It has been a while since I posted, but I have been busy.

Some of that has been in the workshop making a scale model carronade.

A carronade, in case you are wondering, was a muzzle loading cannon, made 1776-1852 in the Scottish town of Carron, by the Carron company.  And subsequently much copied elsewhere.

It is a cannon which is short, squat and ugly.

Weighs about 1/3 as much as an equivalent bore long gun, (see previous posts), requires only 3 men to operate (compared to 9-11 for a long gun), and can fire balls or other nasties at 3 times the rate as long guns.

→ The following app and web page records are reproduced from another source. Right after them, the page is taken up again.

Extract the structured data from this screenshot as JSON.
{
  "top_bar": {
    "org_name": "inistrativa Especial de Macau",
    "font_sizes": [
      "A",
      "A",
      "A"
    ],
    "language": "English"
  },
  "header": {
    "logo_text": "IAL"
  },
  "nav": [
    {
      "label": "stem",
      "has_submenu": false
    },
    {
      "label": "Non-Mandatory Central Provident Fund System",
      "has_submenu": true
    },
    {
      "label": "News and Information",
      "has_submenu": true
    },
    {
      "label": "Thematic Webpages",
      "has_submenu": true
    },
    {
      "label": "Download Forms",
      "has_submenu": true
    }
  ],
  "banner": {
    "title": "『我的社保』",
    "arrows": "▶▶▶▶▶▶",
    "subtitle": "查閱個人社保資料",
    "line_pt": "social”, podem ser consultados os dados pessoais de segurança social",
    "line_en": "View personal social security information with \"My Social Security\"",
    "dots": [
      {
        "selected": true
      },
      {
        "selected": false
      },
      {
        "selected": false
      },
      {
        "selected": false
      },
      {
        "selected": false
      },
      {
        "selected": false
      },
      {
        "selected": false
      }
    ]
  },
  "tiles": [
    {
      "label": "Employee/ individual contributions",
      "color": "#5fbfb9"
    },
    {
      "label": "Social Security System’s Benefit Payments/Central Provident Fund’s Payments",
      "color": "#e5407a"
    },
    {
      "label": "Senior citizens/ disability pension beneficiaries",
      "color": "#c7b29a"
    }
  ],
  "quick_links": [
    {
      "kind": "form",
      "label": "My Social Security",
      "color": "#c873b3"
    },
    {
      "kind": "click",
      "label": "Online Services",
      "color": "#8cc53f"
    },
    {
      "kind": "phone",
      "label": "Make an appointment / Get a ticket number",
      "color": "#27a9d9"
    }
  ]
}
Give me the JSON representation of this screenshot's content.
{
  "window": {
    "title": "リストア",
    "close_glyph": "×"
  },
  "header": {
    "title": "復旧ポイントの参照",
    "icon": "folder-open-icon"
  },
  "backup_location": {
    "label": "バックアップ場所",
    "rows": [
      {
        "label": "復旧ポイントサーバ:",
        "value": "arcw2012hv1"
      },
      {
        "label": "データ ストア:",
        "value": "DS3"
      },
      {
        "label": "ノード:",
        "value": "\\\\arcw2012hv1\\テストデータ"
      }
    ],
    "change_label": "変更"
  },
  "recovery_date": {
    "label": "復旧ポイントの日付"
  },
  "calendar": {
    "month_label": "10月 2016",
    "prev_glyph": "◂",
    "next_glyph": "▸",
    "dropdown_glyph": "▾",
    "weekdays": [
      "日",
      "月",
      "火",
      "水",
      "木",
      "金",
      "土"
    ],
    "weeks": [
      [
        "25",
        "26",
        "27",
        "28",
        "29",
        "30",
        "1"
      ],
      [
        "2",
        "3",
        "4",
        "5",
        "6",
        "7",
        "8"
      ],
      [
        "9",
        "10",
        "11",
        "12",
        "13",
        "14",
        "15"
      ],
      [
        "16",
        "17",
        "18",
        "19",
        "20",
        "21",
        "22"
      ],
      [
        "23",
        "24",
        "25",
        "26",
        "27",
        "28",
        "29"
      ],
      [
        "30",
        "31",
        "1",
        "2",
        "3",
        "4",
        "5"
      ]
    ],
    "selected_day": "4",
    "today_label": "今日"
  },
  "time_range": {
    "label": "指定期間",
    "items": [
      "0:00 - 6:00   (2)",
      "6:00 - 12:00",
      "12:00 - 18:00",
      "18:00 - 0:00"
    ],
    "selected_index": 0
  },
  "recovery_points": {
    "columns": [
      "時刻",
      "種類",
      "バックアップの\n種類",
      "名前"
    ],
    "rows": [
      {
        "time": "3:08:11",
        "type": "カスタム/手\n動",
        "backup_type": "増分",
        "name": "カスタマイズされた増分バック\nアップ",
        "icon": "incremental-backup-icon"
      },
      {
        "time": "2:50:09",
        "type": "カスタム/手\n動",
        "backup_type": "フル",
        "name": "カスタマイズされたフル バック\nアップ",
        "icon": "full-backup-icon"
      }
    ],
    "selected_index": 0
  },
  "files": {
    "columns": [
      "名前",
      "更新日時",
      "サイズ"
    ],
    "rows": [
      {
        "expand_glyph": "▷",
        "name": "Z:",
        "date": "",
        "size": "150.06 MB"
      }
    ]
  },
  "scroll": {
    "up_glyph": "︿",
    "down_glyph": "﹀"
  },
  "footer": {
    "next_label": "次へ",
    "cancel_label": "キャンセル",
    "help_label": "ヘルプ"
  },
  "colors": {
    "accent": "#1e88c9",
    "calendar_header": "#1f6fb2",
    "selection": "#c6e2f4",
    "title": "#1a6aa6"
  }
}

2 carronades, 68 pounders,  were on the foredeck of Nelson’s “Victory”, and they caused huge damage  at Trafalgar.   Can you imagine loading a 68 pound cannon ball into the muzzle of a hot cannon?   Many actions proved the killing power of carronades, and the British Admiralty were so impressed that they replaced long guns with carronades on many of their ships.

The French, and Americans were less rapid to  access this new technology, although Napoleon, who was an artillery officer, was adamant that the French navy should have the carronades installed as quickly as possible.

The British equipped some of their ships almost exclusively with carronades, and at close quarters they were devastating and they won some notable victories.

Unfortunately, although they were devastating at close quarters, they did not have the accuracy or range of long guns beyond about 500 meters.

So in the war between the Brits and the Yanks in 1812, the Americans found that all they had to do to win at sea and on the Great Lakes, was for their frigates to remain beyond the carronade range, and shoot their long guns, with many victories, and great frustration of the Brits, who were not used to losing naval battles.

Carronades were commonly installed on merchant ships, privateers, pirate ships, and small naval vessels, due to their relatively light weight, and small gun crew. But the Royal Navy stopped using them from 1852, when breech loaders were the latest new technology being installed wherever possible.

I decided to make another 1:10 scale model cannon.  A 32 pounder carronade, the same scale as the previously blogged 24 pounder long gun, to put them side by side for comparison.

It is almost finished.  I will post some photos soon.  Look forward to squat and ugly.